Facebook's Libra project must meet highest standards in order to fight against money laundering and the possibility of using it for terrorist financing if the goal is to be launched, a U.S senior Treasury Department official said.
U.S. Undersecretary of Terrorism and Financial Intelligence, Sigal Mandelker, told reporters in the Swiss capital that any cryptocurrency project, including Libra, based in Geneva, operating throughout the United States or large parts of it, must meet American regulatory standards.
This was after her meeting with Swiss government officials and representatives from the Bank for International Settlements and other international financial bodies, discussing cryptocurrencies, where one of the main topics of discussed was Facebook’s Libra currency and how the currency must meet the regulations.
While the cryptocurrency industry has paid a major attention to the development of core technology, much of them have not paid much attention to ensuring that the build networks do not be used by terrorists or any other illegal act, she stressed.
Mandelker said she will meet with Switzerland FINMA market finance supervisor, in order to discuss the guarantees that must be taken to prevent acts such as money laundering besides or any other violation to U.S. standards.
In August, FINMA granted Switzerland's first banking and securities licenses to blockchain providers and previously had set up a cryptocurrency center called Crypto Valley.
She said the Libra project was still in the early stages of thinking through steps to prevent such crimes, adding that Swiss officials had similar views.
As of 11:06 GMT, the Bitcoin fell 1.74 percent at $10,092. Ethereum was

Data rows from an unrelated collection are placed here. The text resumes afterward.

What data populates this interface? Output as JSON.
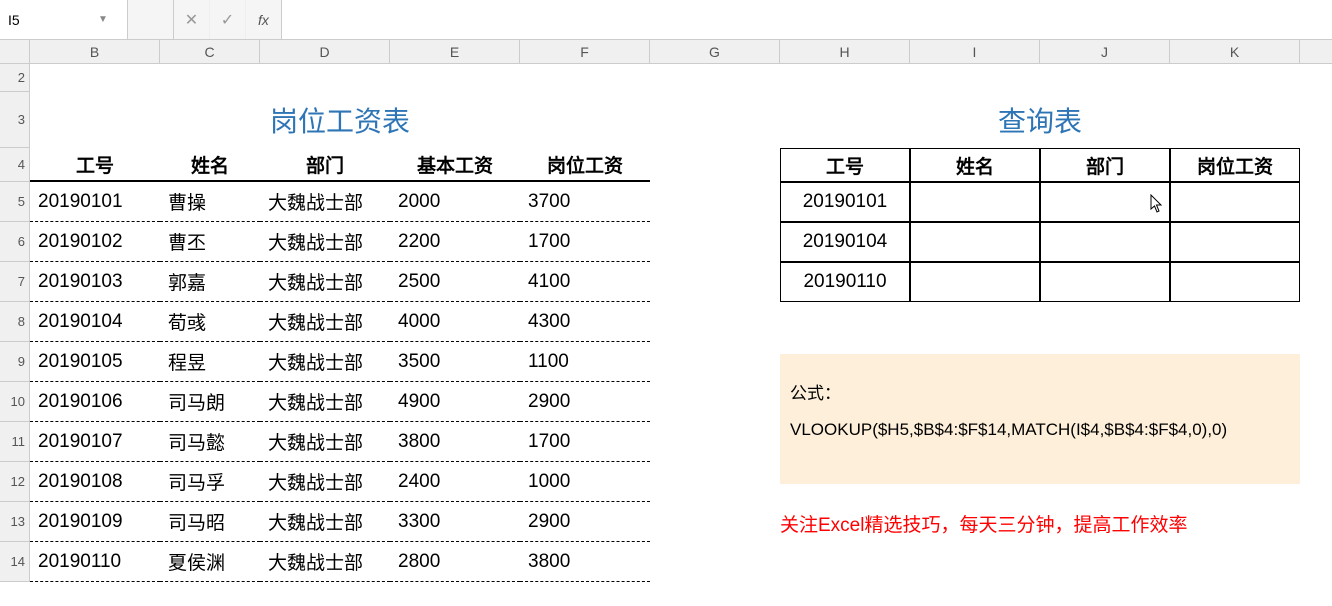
{
  "formula_bar": {
    "cell_ref": "I5",
    "cancel_icon": "✕",
    "confirm_icon": "✓",
    "fx_label": "fx",
    "formula_value": ""
  },
  "columns": [
    "B",
    "C",
    "D",
    "E",
    "F",
    "G",
    "H",
    "I",
    "J",
    "K"
  ],
  "col_widths": {
    "B": 130,
    "C": 100,
    "D": 130,
    "E": 130,
    "F": 130,
    "G": 130,
    "H": 130,
    "I": 130,
    "J": 130,
    "K": 130
  },
  "row_labels": [
    "2",
    "3",
    "4",
    "5",
    "6",
    "7",
    "8",
    "9",
    "10",
    "11",
    "12",
    "13",
    "14"
  ],
  "row_heights": {
    "2": 28,
    "3": 56,
    "4": 34,
    "5": 40,
    "6": 40,
    "7": 40,
    "8": 40,
    "9": 40,
    "10": 40,
    "11": 40,
    "12": 40,
    "13": 40,
    "14": 40
  },
  "left_table": {
    "title": "岗位工资表",
    "headers": [
      "工号",
      "姓名",
      "部门",
      "基本工资",
      "岗位工资"
    ],
    "rows": [
      {
        "id": "20190101",
        "name": "曹操",
        "dept": "大魏战士部",
        "base": "2000",
        "post": "3700"
      },
      {
        "id": "20190102",
        "name": "曹丕",
        "dept": "大魏战士部",
        "base": "2200",
        "post": "1700"
      },
      {
        "id": "20190103",
        "name": "郭嘉",
        "dept": "大魏战士部",
        "base": "2500",
        "post": "4100"
      },
      {
        "id": "20190104",
        "name": "荀彧",
        "dept": "大魏战士部",
        "base": "4000",
        "post": "4300"
      },
      {
        "id": "20190105",
        "name": "程昱",
        "dept": "大魏战士部",
        "base": "3500",
        "post": "1100"
      },
      {
        "id": "20190106",
        "name": "司马朗",
        "dept": "大魏战士部",
        "base": "4900",
        "post": "2900"
      },
      {
        "id": "20190107",
        "name": "司马懿",
        "dept": "大魏战士部",
        "base": "3800",
        "post": "1700"
      },
      {
        "id": "20190108",
        "name": "司马孚",
        "dept": "大魏战士部",
        "base": "2400",
        "post": "1000"
      },
      {
        "id": "20190109",
        "name": "司马昭",
        "dept": "大魏战士部",
        "base": "3300",
        "post": "2900"
      },
      {
        "id": "20190110",
        "name": "夏侯渊",
        "dept": "大魏战士部",
        "base": "2800",
        "post": "3800"
      }
    ]
  },
  "query_table": {
    "title": "查询表",
    "headers": [
      "工号",
      "姓名",
      "部门",
      "岗位工资"
    ],
    "rows": [
      {
        "id": "20190101",
        "name": "",
        "dept": "",
        "post": ""
      },
      {
        "id": "20190104",
        "name": "",
        "dept": "",
        "post": ""
      },
      {
        "id": "20190110",
        "name": "",
        "dept": "",
        "post": ""
      }
    ]
  },
  "formula_note": {
    "label": "公式：",
    "formula": "VLOOKUP($H5,$B$4:$F$14,MATCH(I$4,$B$4:$F$4,0),0)"
  },
  "footer_note": "关注Excel精选技巧，每天三分钟，提高工作效率"
}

down by one percent at $80, while Ripple decreased by 2.22 percent at $0.26,
and the only cryptocurrency who recover some of its losses was Litecoin with
0.07 percent up at $71.